Data about app and page elements:

-- Opening Marker --

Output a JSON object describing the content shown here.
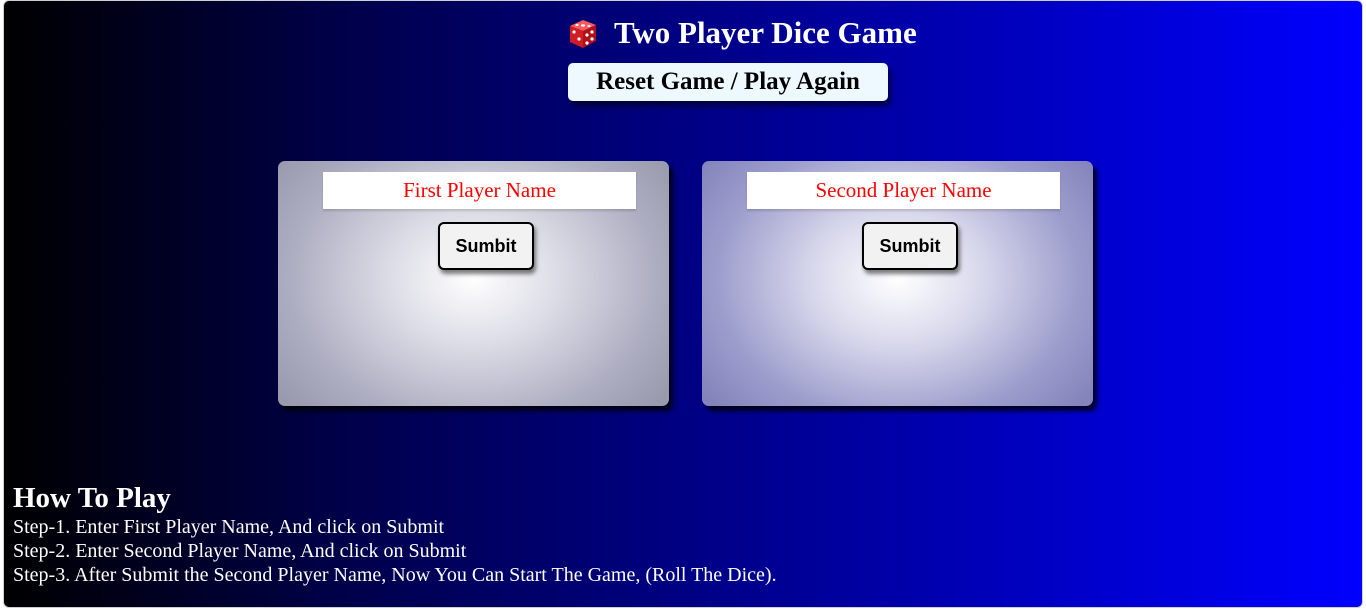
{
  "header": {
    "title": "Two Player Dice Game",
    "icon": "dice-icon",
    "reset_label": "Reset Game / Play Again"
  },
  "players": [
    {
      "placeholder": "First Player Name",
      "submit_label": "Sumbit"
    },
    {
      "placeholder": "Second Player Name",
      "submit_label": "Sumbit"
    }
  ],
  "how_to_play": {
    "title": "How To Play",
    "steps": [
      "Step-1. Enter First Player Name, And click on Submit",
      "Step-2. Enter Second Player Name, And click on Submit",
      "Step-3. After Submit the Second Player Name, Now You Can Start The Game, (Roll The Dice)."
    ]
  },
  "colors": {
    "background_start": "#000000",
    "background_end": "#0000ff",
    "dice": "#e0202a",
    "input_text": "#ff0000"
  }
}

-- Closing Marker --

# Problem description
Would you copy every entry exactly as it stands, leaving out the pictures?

# Expected answer
Output a JSON object describing the content shown here.
{
  "header": {
    "title": "Two Player Dice Game",
    "icon": "dice-icon",
    "reset_label": "Reset Game / Play Again"
  },
  "players": [
    {
      "placeholder": "First Player Name",
      "submit_label": "Sumbit"
    },
    {
      "placeholder": "Second Player Name",
      "submit_label": "Sumbit"
    }
  ],
  "how_to_play": {
    "title": "How To Play",
    "steps": [
      "Step-1. Enter First Player Name, And click on Submit",
      "Step-2. Enter Second Player Name, And click on Submit",
      "Step-3. After Submit the Second Player Name, Now You Can Start The Game, (Roll The Dice)."
    ]
  },
  "colors": {
    "background_start": "#000000",
    "background_end": "#0000ff",
    "dice": "#e0202a",
    "input_text": "#ff0000"
  }
}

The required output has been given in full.